> = EMAIL ADDRESS REMOVED = ] On Behalf Of Jesse Hausler
> Sent: Thursday, October 02, 2014 6:49 PM
> To: WebAIM Discussion List
> Subject: [WebAIM] Another Color Contrast question
>
> I've been diving more into the area of color contrast when it comes to
> icons.
>
> Under Additional Techniques (Advisory) for 1.4.3 <
>
> http://www.w3.org/TR/UNDERSTANDING-WCAG20/visual-audio-contrast-contrast.html#visual-audio-contrast-contrast-techniques-head
> >,
> it says that "Making icons using simple line drawings that meet the
> contrast provisions for text" should be considered but are not required for
> conformance.
>
> If the following are SVGs, would these be considered "simple line
> drawings"?
>
> Choose the Icons link at the top of the page and scroll down a bit to the
> Custom Icon heading.
> http://sfdc-styleguide.herokuapp.com/?id=style
>
> They're white icons on color backgrounds. Apparently, the style is all the
> rage these days. You may have noticed your favorite app icon change to
> something similar on iOS and Android.
>
> If they aren't considered line drawings, as SVGs (images) should I not
> worry about contrast for these anyways? I only have been since we're using
> these as buttons and I want to make sure.
>
> On the other hand, I don't want to make our design team re-architect
> something if it isn't necessary for WCAG.
>
> Thanks again,

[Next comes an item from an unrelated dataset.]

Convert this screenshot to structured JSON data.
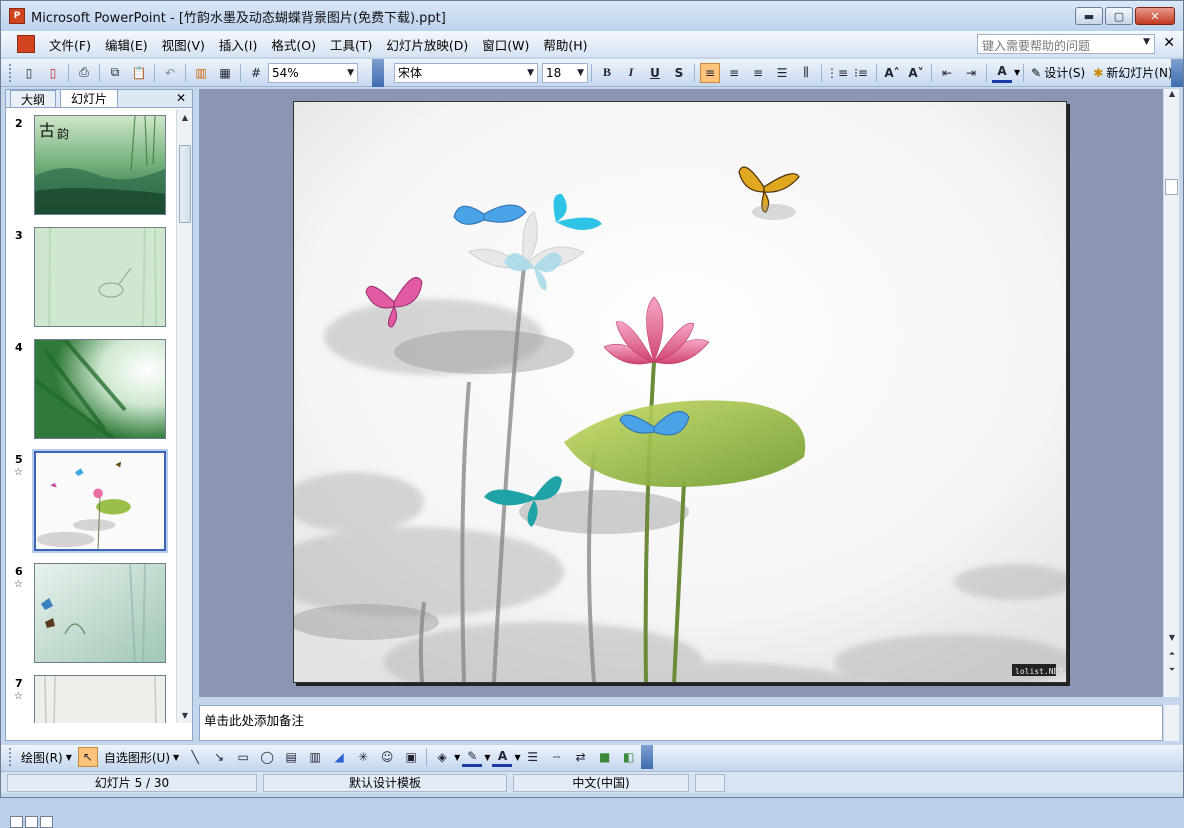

> Jesse
> > > messages to = EMAIL ADDRESS REMOVED =
> > > messages to = EMAIL ADDRESS REMOVED =
> > > > > > >